Come back next week for another fantastic beast!

quintaped (kwint-əped)

The Quintaped is a highly dangerous, carnivorous wizard-killer that should be avoided at all costs. (image from harrypotter.wikia.com)

In Fantastic Beasts and Where To Find Them, Newt Scamander describes the “quintaped” as a  “highly dangerous carnivorous beast with a particular taste for humans” (pg. 67).

The Quintaped is commonly found in northern Scotland, on the Isle of Drear. According to legend, there were two wizarding families that lived on the Isle of Drear, the McCliverts and the MacBoons. The leaders of each of these clans faced off in a duel, which ultimately led to the death of the McClivert chief. To avenge their leader’s death, the McCliverts transfigured every single MacBoon into a horrible five-legged beast.

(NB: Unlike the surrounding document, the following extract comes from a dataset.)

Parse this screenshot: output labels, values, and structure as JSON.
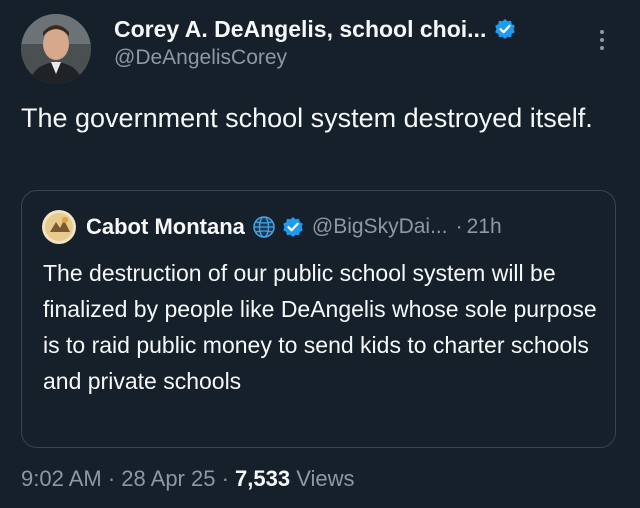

Unfortunately for the McCliverts, the transfigured MacBoons were even more dangerous in their new form. The MacBoons ended up killing all of the McCliverts. The MacBoons remained in this monstrous state for there were no remaining wizards left to change them back into their former selves.

The Department for the Regulation and Control of Magical Creatures has attempted to capture and un-transfigure a Quintaped to no avail. The Ministry of Magic has classified Quintapeds as XXXXX, meaning that they are “known wizard killers” and are “impossible to domesticate or train” (pg. xxxv).

Quintapeds are aptly named, the Latin root quint- means five while –ped means foot. Interestingly enough, the leader of clan MacBoon was named “Quintius,” which might explain why they were transfigured into five-legged creatures.